+++ Records provided +++

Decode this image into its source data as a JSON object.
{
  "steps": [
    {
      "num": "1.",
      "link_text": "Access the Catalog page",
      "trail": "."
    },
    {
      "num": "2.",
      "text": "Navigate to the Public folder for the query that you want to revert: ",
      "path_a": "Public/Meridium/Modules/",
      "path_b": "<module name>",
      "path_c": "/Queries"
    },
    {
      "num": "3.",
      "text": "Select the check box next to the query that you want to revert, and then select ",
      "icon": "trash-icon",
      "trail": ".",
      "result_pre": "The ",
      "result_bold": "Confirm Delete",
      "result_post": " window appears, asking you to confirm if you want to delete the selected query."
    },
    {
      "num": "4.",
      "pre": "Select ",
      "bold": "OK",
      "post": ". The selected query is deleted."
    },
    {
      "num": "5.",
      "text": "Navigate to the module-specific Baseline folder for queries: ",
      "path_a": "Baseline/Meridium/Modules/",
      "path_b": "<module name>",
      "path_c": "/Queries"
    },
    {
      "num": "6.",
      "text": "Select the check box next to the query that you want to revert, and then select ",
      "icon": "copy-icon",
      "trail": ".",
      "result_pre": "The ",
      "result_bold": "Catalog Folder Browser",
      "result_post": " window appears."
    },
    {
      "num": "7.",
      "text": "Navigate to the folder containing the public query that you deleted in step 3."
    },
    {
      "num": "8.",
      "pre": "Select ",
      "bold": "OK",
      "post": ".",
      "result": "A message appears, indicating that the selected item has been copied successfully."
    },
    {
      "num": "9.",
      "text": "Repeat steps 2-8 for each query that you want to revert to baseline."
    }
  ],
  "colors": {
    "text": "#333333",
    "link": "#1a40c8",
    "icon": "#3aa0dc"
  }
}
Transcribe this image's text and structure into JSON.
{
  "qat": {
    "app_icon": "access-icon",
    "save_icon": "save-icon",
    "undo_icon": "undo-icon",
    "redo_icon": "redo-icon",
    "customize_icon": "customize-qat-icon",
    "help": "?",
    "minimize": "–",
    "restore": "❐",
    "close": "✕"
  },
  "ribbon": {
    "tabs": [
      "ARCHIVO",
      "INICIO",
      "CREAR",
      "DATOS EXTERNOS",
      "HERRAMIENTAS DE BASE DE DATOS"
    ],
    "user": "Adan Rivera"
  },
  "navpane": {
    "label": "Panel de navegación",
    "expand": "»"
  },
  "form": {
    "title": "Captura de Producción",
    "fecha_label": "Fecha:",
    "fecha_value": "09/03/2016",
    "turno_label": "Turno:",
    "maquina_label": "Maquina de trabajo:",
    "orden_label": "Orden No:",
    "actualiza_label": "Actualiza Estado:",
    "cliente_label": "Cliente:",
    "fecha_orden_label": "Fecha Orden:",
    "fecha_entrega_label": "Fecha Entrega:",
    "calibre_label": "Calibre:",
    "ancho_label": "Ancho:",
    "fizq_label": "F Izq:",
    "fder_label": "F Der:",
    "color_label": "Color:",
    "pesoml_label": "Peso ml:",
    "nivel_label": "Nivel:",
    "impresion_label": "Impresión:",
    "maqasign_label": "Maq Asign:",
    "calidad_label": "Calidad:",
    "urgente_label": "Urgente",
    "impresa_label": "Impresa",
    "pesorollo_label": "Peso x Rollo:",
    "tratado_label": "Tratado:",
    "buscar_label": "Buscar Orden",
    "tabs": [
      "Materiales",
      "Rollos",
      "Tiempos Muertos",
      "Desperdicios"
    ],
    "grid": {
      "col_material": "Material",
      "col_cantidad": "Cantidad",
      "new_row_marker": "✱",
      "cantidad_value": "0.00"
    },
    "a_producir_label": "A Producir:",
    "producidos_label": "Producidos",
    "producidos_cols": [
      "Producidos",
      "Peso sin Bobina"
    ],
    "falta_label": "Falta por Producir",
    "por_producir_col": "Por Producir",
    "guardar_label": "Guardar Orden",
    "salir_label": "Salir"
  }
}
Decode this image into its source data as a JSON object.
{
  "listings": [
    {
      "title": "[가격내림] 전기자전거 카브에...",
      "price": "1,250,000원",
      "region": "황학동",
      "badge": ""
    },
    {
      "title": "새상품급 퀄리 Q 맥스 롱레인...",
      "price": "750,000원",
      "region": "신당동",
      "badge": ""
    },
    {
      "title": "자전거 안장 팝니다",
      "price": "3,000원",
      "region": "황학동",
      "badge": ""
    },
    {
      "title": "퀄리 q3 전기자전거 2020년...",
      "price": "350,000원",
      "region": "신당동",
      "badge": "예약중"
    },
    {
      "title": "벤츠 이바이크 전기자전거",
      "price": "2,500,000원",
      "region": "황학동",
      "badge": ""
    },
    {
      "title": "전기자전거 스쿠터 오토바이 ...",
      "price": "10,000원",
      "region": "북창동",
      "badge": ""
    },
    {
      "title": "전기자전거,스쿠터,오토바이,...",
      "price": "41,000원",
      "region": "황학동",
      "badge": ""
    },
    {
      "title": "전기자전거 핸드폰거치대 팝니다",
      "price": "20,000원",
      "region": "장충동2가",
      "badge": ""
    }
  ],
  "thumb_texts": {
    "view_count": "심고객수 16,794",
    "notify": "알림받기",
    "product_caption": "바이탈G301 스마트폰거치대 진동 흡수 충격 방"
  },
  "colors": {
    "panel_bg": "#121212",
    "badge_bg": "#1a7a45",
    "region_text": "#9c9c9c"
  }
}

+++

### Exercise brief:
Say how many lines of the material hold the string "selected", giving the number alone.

### Task response:
3